Perhaps it’s his first two disappointing seasons (or the Bengals propensity to disappoint), but whatever the reason Tyler Boyd is being dramatically undervalued in early fantasy football drafts. Here’s why he’s likely to outperform his current average draft position.
Boyd had a fantastic college career before being selected 55th overall by the Bengals. He broke out as a true freshman – catching 85 passes for 1,174 and seven touchdowns. His dominance continued through his college career, finishing with 254 receptions for 3,361 receiving yards and 22 total touchdowns.
To evaluate college prospects, Blair Andrews wrote about the most predictive production measurements for NFL success. Travis May took those variables and created the Adjusted Production Index. The top Adjusted Production Index included receivers Demaryius Thomas, Jordy Nelson, and Dez Bryant. Per this metric, Tyler Boyd finished in the top 10 percent of receivers.
A popular comparable player for Boyd is stud receiver Keenan Allen.
|Keenan Allen||Tyler Boyd|
Using an objective comparison prior to their professional careers, Boyd compares favorably.
Third-Year Breakouts Are Real
Entering the NFL at just 21 years old, Boyd struggled during his first two seasons.
The good news is that doesn’t doom him – Boyd broke out in a big way last season, finishing as WR17, despite playing just 14 games. Third-year breakouts are a common trend at the wide receiver position.
Just ask Davante Adams – who is now being selected as the WR2 after (compared to expectations) disappointing his first two seasons. In spite of struggling in his age 22 and 23 seasons, Adams broke out in his third season – like Boyd did last season.
Despite struggling early in his career, Adams has become a star. Let’s see how the two compare after three NFL seasons.
Despite having Andy Dalton at quarterback instead of Aaron Rodgers, Boyd compares favorably to Adams. He hasn’t caught as many touchdowns but he’s catching more passes per game and he’s far more efficient with his targets.
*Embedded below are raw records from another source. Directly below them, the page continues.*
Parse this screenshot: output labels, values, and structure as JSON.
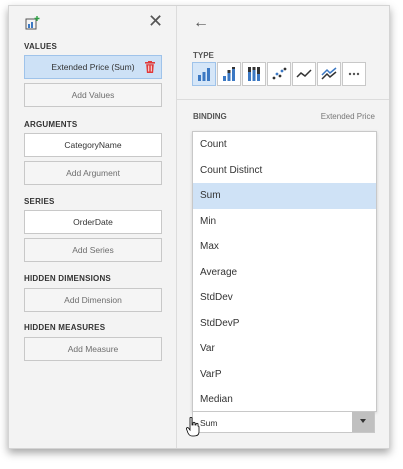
{
  "left": {
    "values_header": "VALUES",
    "values_item": "Extended Price (Sum)",
    "add_values": "Add Values",
    "arguments_header": "ARGUMENTS",
    "arguments_item": "CategoryName",
    "add_argument": "Add Argument",
    "series_header": "SERIES",
    "series_item": "OrderDate",
    "add_series": "Add Series",
    "hidden_dimensions_header": "HIDDEN DIMENSIONS",
    "add_dimension": "Add Dimension",
    "hidden_measures_header": "HIDDEN MEASURES",
    "add_measure": "Add Measure"
  },
  "right": {
    "type_label": "TYPE",
    "type_buttons": [
      "bar-chart-icon",
      "stacked-bar-icon",
      "full-stacked-bar-icon",
      "point-chart-icon",
      "line-chart-icon",
      "area-chart-icon",
      "more-icon"
    ],
    "binding_label": "BINDING",
    "binding_value": "Extended Price",
    "options": [
      "Count",
      "Count Distinct",
      "Sum",
      "Min",
      "Max",
      "Average",
      "StdDev",
      "StdDevP",
      "Var",
      "VarP",
      "Median"
    ],
    "selected_option": "Sum",
    "combo_value": "Sum"
  },
  "colors": {
    "accent_blue": "#3b78c3",
    "selected_bg": "#cde1f6",
    "trash_red": "#e03a3a"
  }
}
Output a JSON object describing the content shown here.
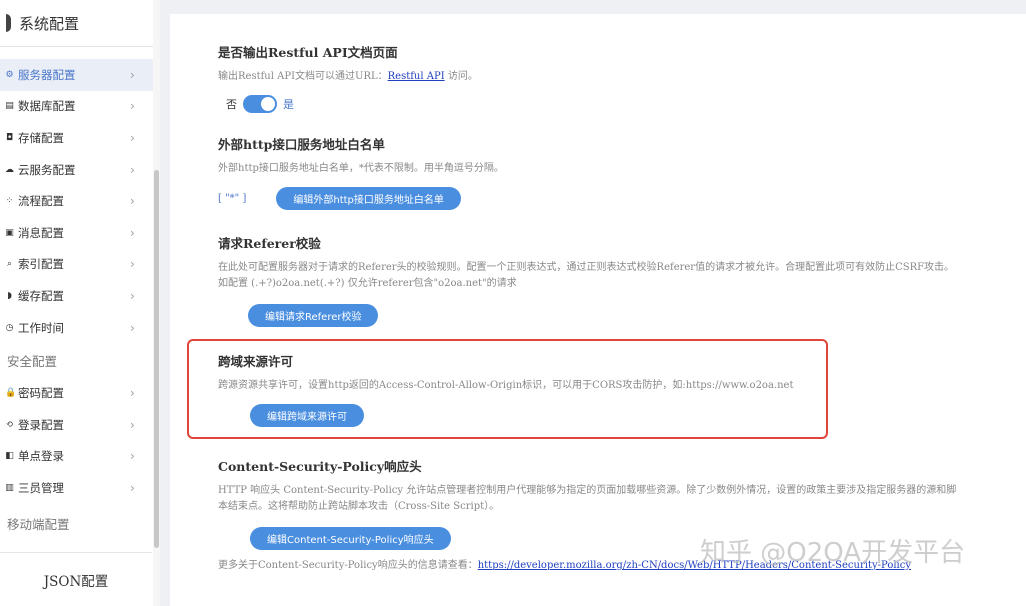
{
  "sidebar": {
    "title": "系统配置",
    "server_items": [
      {
        "label": "服务器配置",
        "icon": "server-icon",
        "glyph": "⚙",
        "active": true
      },
      {
        "label": "数据库配置",
        "icon": "database-icon",
        "glyph": "▤"
      },
      {
        "label": "存储配置",
        "icon": "storage-icon",
        "glyph": "◘"
      },
      {
        "label": "云服务配置",
        "icon": "cloud-icon",
        "glyph": "☁"
      },
      {
        "label": "流程配置",
        "icon": "flow-icon",
        "glyph": "⁘"
      },
      {
        "label": "消息配置",
        "icon": "message-icon",
        "glyph": "▣"
      },
      {
        "label": "索引配置",
        "icon": "index-icon",
        "glyph": "⌕"
      },
      {
        "label": "缓存配置",
        "icon": "cache-icon",
        "glyph": "◗"
      },
      {
        "label": "工作时间",
        "icon": "clock-icon",
        "glyph": "◷"
      }
    ],
    "security_title": "安全配置",
    "security_items": [
      {
        "label": "密码配置",
        "icon": "lock-icon",
        "glyph": "🔒"
      },
      {
        "label": "登录配置",
        "icon": "login-icon",
        "glyph": "⟲"
      },
      {
        "label": "单点登录",
        "icon": "sso-icon",
        "glyph": "◧"
      },
      {
        "label": "三员管理",
        "icon": "admin-icon",
        "glyph": "▥"
      }
    ],
    "mobile_title": "移动端配置",
    "json_label": "JSON配置"
  },
  "restful": {
    "title": "是否输出Restful API文档页面",
    "desc_prefix": "输出Restful API文档可以通过URL：",
    "link": "Restful API",
    "desc_suffix": " 访问。",
    "off_label": "否",
    "on_label": "是",
    "enabled": true
  },
  "whitelist": {
    "title": "外部http接口服务地址白名单",
    "desc": "外部http接口服务地址白名单，*代表不限制。用半角逗号分隔。",
    "value": "[ \"*\" ]",
    "button": "编辑外部http接口服务地址白名单"
  },
  "referer": {
    "title": "请求Referer校验",
    "desc": "在此处可配置服务器对于请求的Referer头的校验规则。配置一个正则表达式，通过正则表达式校验Referer值的请求才被允许。合理配置此项可有效防止CSRF攻击。如配置 (.+?)o2oa.net(.+?) 仅允许referer包含\"o2oa.net\"的请求",
    "button": "编辑请求Referer校验"
  },
  "cors": {
    "title": "跨域来源许可",
    "desc": "跨源资源共享许可，设置http返回的Access-Control-Allow-Origin标识，可以用于CORS攻击防护，如:https://www.o2oa.net",
    "button": "编辑跨域来源许可"
  },
  "csp": {
    "title": "Content-Security-Policy响应头",
    "desc": "HTTP 响应头 Content-Security-Policy 允许站点管理者控制用户代理能够为指定的页面加载哪些资源。除了少数例外情况，设置的政策主要涉及指定服务器的源和脚本结束点。这将帮助防止跨站脚本攻击（Cross-Site Script）。",
    "button": "编辑Content-Security-Policy响应头",
    "more_prefix": "更多关于Content-Security-Policy响应头的信息请查看：",
    "more_link": "https://developer.mozilla.org/zh-CN/docs/Web/HTTP/Headers/Content-Security-Policy"
  },
  "watermark": "知乎 @O2OA开发平台",
  "colors": {
    "accent": "#4a8ee0",
    "highlight": "#e0453a",
    "active_text": "#4a76c9"
  }
}
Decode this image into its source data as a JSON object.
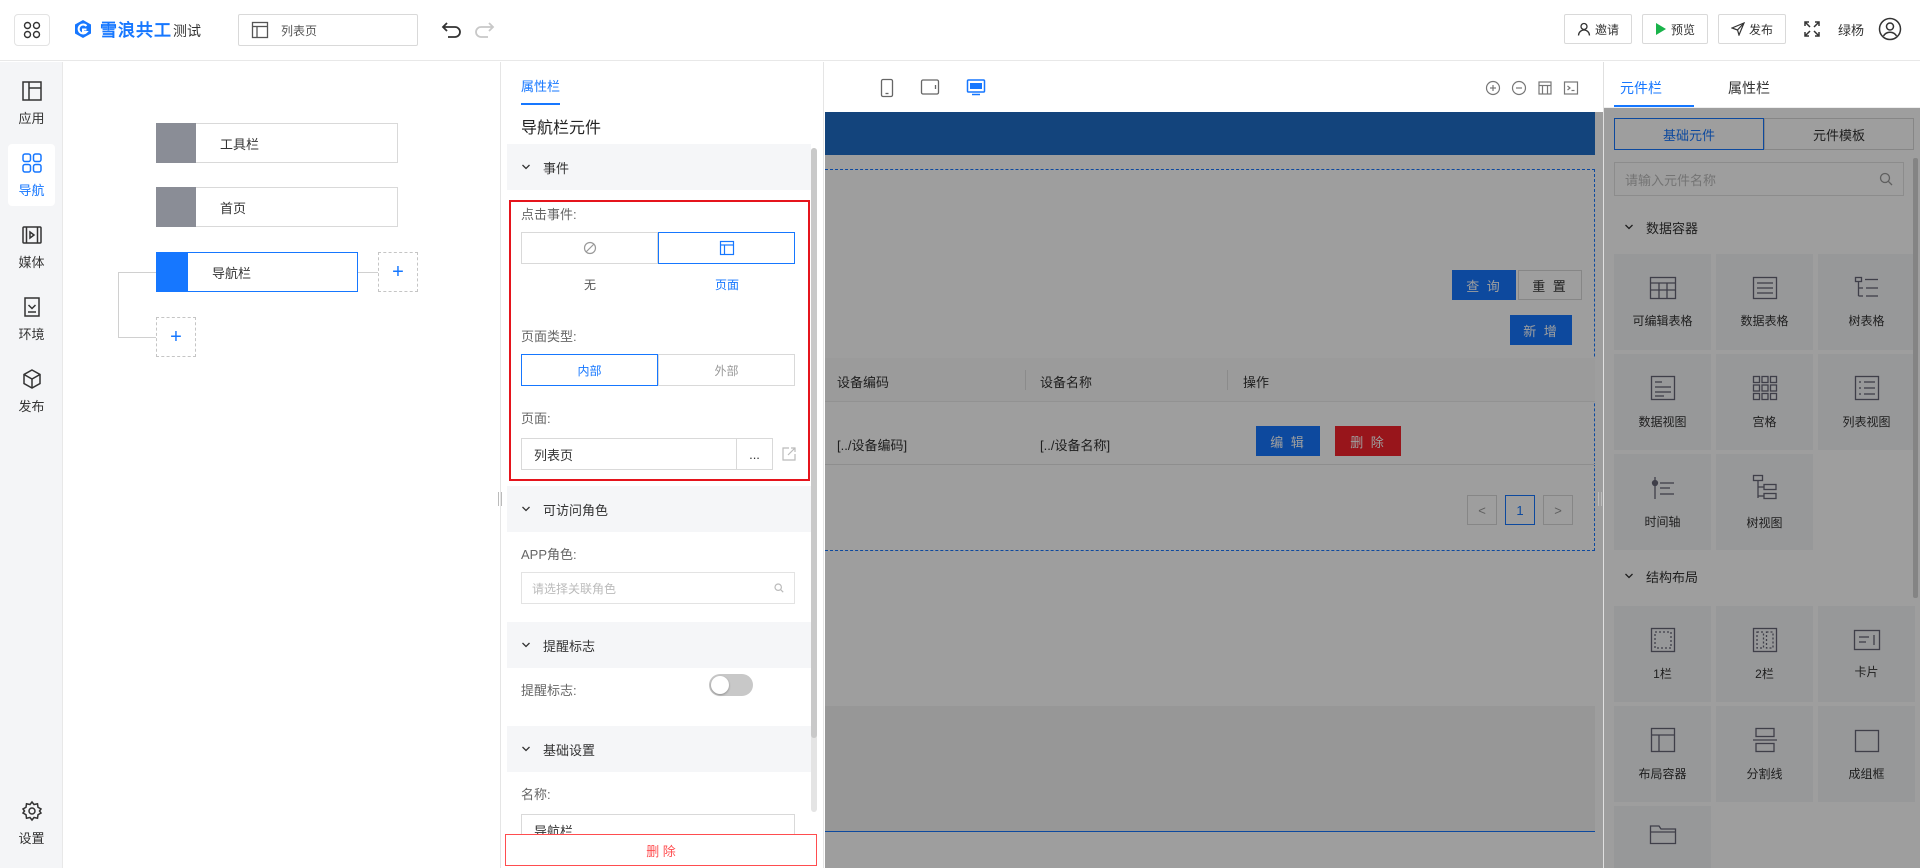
{
  "topbar": {
    "brand": "雪浪共工",
    "project": "测试",
    "page": "列表页",
    "invite": "邀请",
    "preview": "预览",
    "publish": "发布",
    "user": "绿杨"
  },
  "leftnav": [
    {
      "label": "应用",
      "icon": "app-layout-icon"
    },
    {
      "label": "导航",
      "icon": "grid-icon",
      "active": true
    },
    {
      "label": "媒体",
      "icon": "media-icon"
    },
    {
      "label": "环境",
      "icon": "environment-icon"
    },
    {
      "label": "发布",
      "icon": "cube-icon"
    },
    {
      "label": "设置",
      "icon": "gear-icon"
    }
  ],
  "tree": {
    "nodes": [
      "工具栏",
      "首页",
      "导航栏"
    ],
    "add": "+"
  },
  "property": {
    "tab": "属性栏",
    "title": "导航栏元件",
    "event_section": "事件",
    "click_event_label": "点击事件:",
    "click_none": "无",
    "click_page": "页面",
    "page_type_label": "页面类型:",
    "page_type_internal": "内部",
    "page_type_external": "外部",
    "page_label": "页面:",
    "page_value": "列表页",
    "page_more": "...",
    "roles_section": "可访问角色",
    "app_role_label": "APP角色:",
    "app_role_placeholder": "请选择关联角色",
    "remind_section": "提醒标志",
    "remind_label": "提醒标志:",
    "remind_on": false,
    "basic_section": "基础设置",
    "name_label": "名称:",
    "name_value": "导航栏",
    "delete": "删 除"
  },
  "canvas": {
    "query": "查 询",
    "reset": "重 置",
    "add": "新 增",
    "columns": [
      "设备编码",
      "设备名称",
      "操作"
    ],
    "row": [
      "[../设备编码]",
      "[../设备名称]"
    ],
    "edit": "编 辑",
    "delete": "删 除",
    "page_prev": "<",
    "page_current": "1",
    "page_next": ">"
  },
  "rpanel": {
    "tab_components": "元件栏",
    "tab_properties": "属性栏",
    "seg_basic": "基础元件",
    "seg_template": "元件模板",
    "search_placeholder": "请输入元件名称",
    "group_data": "数据容器",
    "data_tiles": [
      "可编辑表格",
      "数据表格",
      "树表格",
      "数据视图",
      "宫格",
      "列表视图",
      "时间轴",
      "树视图"
    ],
    "group_layout": "结构布局",
    "layout_tiles": [
      "1栏",
      "2栏",
      "卡片",
      "布局容器",
      "分割线",
      "成组框"
    ]
  },
  "colors": {
    "accent": "#1677ff",
    "highlight_frame": "#e5141c",
    "danger": "#ff4d4f"
  }
}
In fact, Boyd is averaging more yards per target in his career than Adams has in any individual season.
Boyd is Superior to the Receivers Drafted Ahead of Him
Per the FFPC average draft position on RotoViz, Boyd is being selected as the 28th wide receiver off the board. The five wide receivers drafted ahead of Boyd are Calvin Ridley, Allen Robinson, Jarvis Landry, Mike Williams, and Tyler Lockett.
Despite missing two games last season, Boyd led this cohort in scoring. Comically, Landry had 40 more targets than Boyd but the latter finished with 52 more receiving yards.
Somewhat surprisingly, only first-round picks Mike Williams and Calvin Ridley were selected higher in the NFL draft than Boyd. Entering his fourth season, Boyd is only a month older than stud sophomore Ridley.
Lockett leads all receivers in most efficiency stats but Seattle’s low-volume passing attack hurts his production. Doug Baldwin’s retirement may help but Lockett has never topped 71 targets in his career and with Seattle’s run-heavy approach, it’s hard to project him for over 90 targets.
Landry somewhat survived on volume last season but he still disappointed. The addition of Odell Beckham Jr. and development of Baker Mayfield will increase Landry’s efficiency, but his volume will be suppressed.
Ridley could be in for a big sophomore year but there are volume concerns with Julio Jones receiving an average of 169 targets per season over the past five years.
Williams was extremely productive on just 66 targets last season but was hugely reliant on scoring, which he did at an unsustainable rate. The return of Hunter Henry will likely reduce the number of red zone targets he receives.
Despite high hopes, Robinson’s first year with the Bears was largely disappointing. Boyd outproduced A-Rob in nearly every statistical measure.
Outlook For 2019
Skeptics may be concerned that Boyd’s production came with A.J. Green out. Boyd was actually much more productive when Green was on the field.
He was targeted more frequently and scored more touchdowns per game.
At just 24 years old, it’s likely that Boyd is still getting better. However even after finishing as the WR17 last season, Boyd is being discounted so heavily that he’s available as WR28. There may not be a better value in the fantasy football market.
I took Boyd midway through the 2017 year and he has not let me down the last two years. I hope Iam in positon to draft him again this year, he will be definitely a second round pick at least. steve